The prefiling of legislation for the 2010 session of the General Assembly began on Tuesday. For some legislators, it’s time to introduce their variant of “texting while driving” bills (four have been introduced). A list of bills is located here. Here are some of the bills that caught my eye.
HB 1212 Dusenberg, Gary
Removes the Blue Springs School District from the requirement that nonresident teachers or employees pay nonresident tuition for their children and adds the Lee’s Summit School District to this provision
HB 1215 Dusenberg, Gary
Requires health screenings for public school students in the second grade and eighth grade
HB 1217 Dusenberg, Gary
Requires only persons younger than 21 years of age to wear protective headgear when operating or riding as a passenger on any motorcycle or motortricyle
Talk about making the 21st birthday a lot more special.
How about some more?
HB 1230 Davis, Cynthia L.
Creates the “Missouri Firearms Freedom Act (LR# 3213L.01I)
HB 1231 Davis, Cynthia L.
Requires Missouri driver’s examinations to be administered in English (LR# 3478L.01I)
HB 1232 Davis, Cynthia L.
Revises the crime of unlawful use of weapons by allowing any individual who is lawfully allowed to possess a firearm or weapon to openly carry it into any church or assembled place of worship (LR# 3299L.01I)
HB 1233 Davis, Cynthia L.
Amends the criteria for appointment of guardians ad litem and designation of volunteer advocates for children in certain administrative or judicial proceedings and amends the best interest of (LR# 3498L.01I)
HB 1234 Davis, Cynthia L.
Establishes the Marriage Matters Act which modifies the requirements for a dissolution of marriage or legal separation (LR# 3385L.01I)
HB 1235 Davis, Cynthia L.
Establishes additional requirements for the removal of artificially supplied nutrition and hydration (LR# 3337L.01I)
HB 1236 Davis, Cynthia L.
Establishes the Negligent Screening Act regarding induced abortions (LR# 3259L.01I)
HB 1237 Davis, Cynthia L.
Allows adopted adults who are 21 years of age or older to receive a certified copy of his or her original unaltered birth certificate (LR# 3386L.01I)
HB 1238 Davis, Cynthia L.
Changes the laws regarding the consent requirements for obtaining an abortion (LR# 3479L.01I)
HB 1239 Davis, Cynthia L.
Increases the period of time a conceal carry endorsement is valid from three years to five years from the date of issuance or renewal (LR# 3378L.01I)
HB 1240 Davis, Cynthia L.
Authorizes a state income tax deduction for tuition costs for any dependent of a resident taxpayer enrolled in any elementary or secondary school or any institution of postsecondary education in this (LR# 3256L.01I)
HJR 48 Davis, Cynthia L.
Proposes a constitutional amendment which would prohibit compelling a person to participate in any health care system (LR# 3173L.01I)
HJR 49 Davis, Cynthia L.
Proposes a constitutional amendment making it unlawfult to expend public funds for abortion not medically necessary to save the mother’s life, for abortion services, human cloning, or prohibited hum (LR# 3714L.01I)
Sounds like someone missed the blog spotlight.

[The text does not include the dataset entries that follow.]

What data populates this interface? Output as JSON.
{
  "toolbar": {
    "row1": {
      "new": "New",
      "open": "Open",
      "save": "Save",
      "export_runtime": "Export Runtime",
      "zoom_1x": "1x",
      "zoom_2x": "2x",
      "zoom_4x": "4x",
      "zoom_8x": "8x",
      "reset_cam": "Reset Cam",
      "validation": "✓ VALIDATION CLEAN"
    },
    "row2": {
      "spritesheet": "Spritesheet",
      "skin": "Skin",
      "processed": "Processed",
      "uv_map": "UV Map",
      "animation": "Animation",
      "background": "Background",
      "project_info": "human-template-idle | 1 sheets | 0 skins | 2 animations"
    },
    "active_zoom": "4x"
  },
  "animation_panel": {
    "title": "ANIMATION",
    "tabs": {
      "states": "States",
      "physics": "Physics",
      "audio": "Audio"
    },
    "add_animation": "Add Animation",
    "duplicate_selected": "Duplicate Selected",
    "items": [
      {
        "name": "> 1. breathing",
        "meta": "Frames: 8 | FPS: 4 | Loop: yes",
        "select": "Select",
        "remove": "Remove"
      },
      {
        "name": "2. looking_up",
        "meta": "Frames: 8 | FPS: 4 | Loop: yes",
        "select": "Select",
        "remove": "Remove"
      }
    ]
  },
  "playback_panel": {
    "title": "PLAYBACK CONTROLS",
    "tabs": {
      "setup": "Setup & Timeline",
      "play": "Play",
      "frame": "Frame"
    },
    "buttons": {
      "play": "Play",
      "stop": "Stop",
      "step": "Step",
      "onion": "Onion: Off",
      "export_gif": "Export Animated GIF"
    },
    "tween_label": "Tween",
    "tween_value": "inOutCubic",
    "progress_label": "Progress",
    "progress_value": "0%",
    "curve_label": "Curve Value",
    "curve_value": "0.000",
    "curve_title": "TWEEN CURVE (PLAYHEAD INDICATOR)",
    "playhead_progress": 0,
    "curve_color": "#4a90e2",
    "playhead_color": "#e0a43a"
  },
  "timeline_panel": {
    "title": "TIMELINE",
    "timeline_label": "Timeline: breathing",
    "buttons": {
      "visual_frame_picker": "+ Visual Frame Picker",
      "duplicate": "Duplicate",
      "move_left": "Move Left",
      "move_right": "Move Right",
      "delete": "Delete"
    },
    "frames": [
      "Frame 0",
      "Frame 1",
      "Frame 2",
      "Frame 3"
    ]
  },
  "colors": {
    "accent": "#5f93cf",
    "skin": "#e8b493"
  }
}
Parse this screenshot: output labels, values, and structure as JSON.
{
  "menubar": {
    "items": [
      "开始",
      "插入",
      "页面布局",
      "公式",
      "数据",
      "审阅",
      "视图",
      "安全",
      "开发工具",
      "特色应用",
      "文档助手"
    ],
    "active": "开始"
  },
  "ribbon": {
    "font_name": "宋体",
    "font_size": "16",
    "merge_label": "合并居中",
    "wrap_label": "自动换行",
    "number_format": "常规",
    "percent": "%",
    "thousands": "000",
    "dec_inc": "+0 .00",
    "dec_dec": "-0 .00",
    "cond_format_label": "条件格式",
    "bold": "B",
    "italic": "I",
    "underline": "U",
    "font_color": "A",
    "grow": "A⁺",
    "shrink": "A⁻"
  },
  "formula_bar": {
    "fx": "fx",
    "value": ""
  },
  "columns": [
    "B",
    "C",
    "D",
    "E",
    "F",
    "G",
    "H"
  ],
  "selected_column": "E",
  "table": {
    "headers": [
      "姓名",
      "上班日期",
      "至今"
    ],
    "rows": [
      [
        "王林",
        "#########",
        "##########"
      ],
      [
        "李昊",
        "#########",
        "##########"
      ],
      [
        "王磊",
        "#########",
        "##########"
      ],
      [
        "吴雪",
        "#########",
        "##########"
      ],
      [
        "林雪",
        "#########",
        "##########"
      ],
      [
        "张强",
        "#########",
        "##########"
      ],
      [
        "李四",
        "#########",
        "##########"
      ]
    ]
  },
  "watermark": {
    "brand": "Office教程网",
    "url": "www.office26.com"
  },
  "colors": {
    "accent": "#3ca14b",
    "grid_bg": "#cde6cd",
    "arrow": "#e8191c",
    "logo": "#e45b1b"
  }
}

It’s hard to pick a least favorite there.
HB 1271 Brown, Jason
Designates the Newfoundland dog as the state canine breed and Seaman, the dog accompanying Lewis and Clark on their expedition, as the state canine (LR# 3517L.03I)
HB 1288 Sutherland, Mike
Establishes the Large Carnivore Act which regulates the ownership, possession, transportation, and breeding of large carnivores
Hm, gonna need some more info there. The description just stood out.
HB 1301 Lampe, Sara
Repeals obsolete provisions of law regarding the sale, labeling, transport, and manufacture of imitation butter